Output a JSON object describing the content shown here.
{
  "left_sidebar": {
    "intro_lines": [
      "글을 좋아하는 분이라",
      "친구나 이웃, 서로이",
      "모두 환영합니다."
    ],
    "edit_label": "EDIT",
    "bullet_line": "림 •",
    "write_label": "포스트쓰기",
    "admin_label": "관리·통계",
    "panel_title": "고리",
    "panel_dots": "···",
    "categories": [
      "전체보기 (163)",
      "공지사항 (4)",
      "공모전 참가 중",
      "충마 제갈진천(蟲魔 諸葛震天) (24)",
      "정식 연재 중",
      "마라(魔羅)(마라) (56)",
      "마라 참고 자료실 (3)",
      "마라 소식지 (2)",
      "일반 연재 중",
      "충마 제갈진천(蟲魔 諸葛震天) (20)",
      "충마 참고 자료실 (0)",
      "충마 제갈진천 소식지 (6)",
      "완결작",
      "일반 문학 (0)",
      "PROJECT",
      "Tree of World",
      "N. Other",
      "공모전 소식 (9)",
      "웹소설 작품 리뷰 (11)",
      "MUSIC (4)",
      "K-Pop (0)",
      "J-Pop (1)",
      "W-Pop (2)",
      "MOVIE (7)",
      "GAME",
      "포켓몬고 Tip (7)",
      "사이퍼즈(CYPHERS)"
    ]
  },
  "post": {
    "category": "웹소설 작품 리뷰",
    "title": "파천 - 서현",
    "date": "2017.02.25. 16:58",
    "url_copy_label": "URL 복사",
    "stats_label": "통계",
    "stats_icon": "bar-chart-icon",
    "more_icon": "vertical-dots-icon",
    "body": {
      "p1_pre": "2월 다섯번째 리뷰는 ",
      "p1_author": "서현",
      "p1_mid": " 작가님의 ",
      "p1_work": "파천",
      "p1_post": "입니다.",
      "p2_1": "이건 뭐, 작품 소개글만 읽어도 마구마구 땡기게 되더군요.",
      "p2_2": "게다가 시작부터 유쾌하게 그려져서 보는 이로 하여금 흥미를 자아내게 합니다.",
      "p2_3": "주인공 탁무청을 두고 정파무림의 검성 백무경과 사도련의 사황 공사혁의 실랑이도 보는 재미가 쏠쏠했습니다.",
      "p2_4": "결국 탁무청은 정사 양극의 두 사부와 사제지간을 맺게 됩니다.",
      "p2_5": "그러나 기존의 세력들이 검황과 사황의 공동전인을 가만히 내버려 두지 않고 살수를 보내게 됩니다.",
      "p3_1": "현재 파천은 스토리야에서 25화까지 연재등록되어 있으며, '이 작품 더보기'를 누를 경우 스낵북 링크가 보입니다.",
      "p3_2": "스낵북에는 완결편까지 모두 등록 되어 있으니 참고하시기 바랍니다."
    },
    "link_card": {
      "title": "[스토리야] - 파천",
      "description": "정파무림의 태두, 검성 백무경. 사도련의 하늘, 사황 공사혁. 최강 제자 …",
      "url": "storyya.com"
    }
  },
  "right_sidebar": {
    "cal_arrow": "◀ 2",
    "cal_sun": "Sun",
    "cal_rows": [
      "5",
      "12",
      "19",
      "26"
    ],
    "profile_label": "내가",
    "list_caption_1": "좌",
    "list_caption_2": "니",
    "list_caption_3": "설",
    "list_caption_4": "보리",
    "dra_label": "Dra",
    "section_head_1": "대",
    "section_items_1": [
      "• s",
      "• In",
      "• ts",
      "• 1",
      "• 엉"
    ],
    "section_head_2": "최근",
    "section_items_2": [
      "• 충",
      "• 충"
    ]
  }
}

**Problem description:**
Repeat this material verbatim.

**Written response:**
Output a JSON object describing the content shown here.
{
  "left_sidebar": {
    "intro_lines": [
      "글을 좋아하는 분이라",
      "친구나 이웃, 서로이",
      "모두 환영합니다."
    ],
    "edit_label": "EDIT",
    "bullet_line": "림 •",
    "write_label": "포스트쓰기",
    "admin_label": "관리·통계",
    "panel_title": "고리",
    "panel_dots": "···",
    "categories": [
      "전체보기 (163)",
      "공지사항 (4)",
      "공모전 참가 중",
      "충마 제갈진천(蟲魔 諸葛震天) (24)",
      "정식 연재 중",
      "마라(魔羅)(마라) (56)",
      "마라 참고 자료실 (3)",
      "마라 소식지 (2)",
      "일반 연재 중",
      "충마 제갈진천(蟲魔 諸葛震天) (20)",
      "충마 참고 자료실 (0)",
      "충마 제갈진천 소식지 (6)",
      "완결작",
      "일반 문학 (0)",
      "PROJECT",
      "Tree of World",
      "N. Other",
      "공모전 소식 (9)",
      "웹소설 작품 리뷰 (11)",
      "MUSIC (4)",
      "K-Pop (0)",
      "J-Pop (1)",
      "W-Pop (2)",
      "MOVIE (7)",
      "GAME",
      "포켓몬고 Tip (7)",
      "사이퍼즈(CYPHERS)"
    ]
  },
  "post": {
    "category": "웹소설 작품 리뷰",
    "title": "파천 - 서현",
    "date": "2017.02.25. 16:58",
    "url_copy_label": "URL 복사",
    "stats_label": "통계",
    "stats_icon": "bar-chart-icon",
    "more_icon": "vertical-dots-icon",
    "body": {
      "p1_pre": "2월 다섯번째 리뷰는 ",
      "p1_author": "서현",
      "p1_mid": " 작가님의 ",
      "p1_work": "파천",
      "p1_post": "입니다.",
      "p2_1": "이건 뭐, 작품 소개글만 읽어도 마구마구 땡기게 되더군요.",
      "p2_2": "게다가 시작부터 유쾌하게 그려져서 보는 이로 하여금 흥미를 자아내게 합니다.",
      "p2_3": "주인공 탁무청을 두고 정파무림의 검성 백무경과 사도련의 사황 공사혁의 실랑이도 보는 재미가 쏠쏠했습니다.",
      "p2_4": "결국 탁무청은 정사 양극의 두 사부와 사제지간을 맺게 됩니다.",
      "p2_5": "그러나 기존의 세력들이 검황과 사황의 공동전인을 가만히 내버려 두지 않고 살수를 보내게 됩니다.",
      "p3_1": "현재 파천은 스토리야에서 25화까지 연재등록되어 있으며, '이 작품 더보기'를 누를 경우 스낵북 링크가 보입니다.",
      "p3_2": "스낵북에는 완결편까지 모두 등록 되어 있으니 참고하시기 바랍니다."
    },
    "link_card": {
      "title": "[스토리야] - 파천",
      "description": "정파무림의 태두, 검성 백무경. 사도련의 하늘, 사황 공사혁. 최강 제자 …",
      "url": "storyya.com"
    }
  },
  "right_sidebar": {
    "cal_arrow": "◀ 2",
    "cal_sun": "Sun",
    "cal_rows": [
      "5",
      "12",
      "19",
      "26"
    ],
    "profile_label": "내가",
    "list_caption_1": "좌",
    "list_caption_2": "니",
    "list_caption_3": "설",
    "list_caption_4": "보리",
    "dra_label": "Dra",
    "section_head_1": "대",
    "section_items_1": [
      "• s",
      "• In",
      "• ts",
      "• 1",
      "• 엉"
    ],
    "section_head_2": "최근",
    "section_items_2": [
      "• 충",
      "• 충"
    ]
  }
}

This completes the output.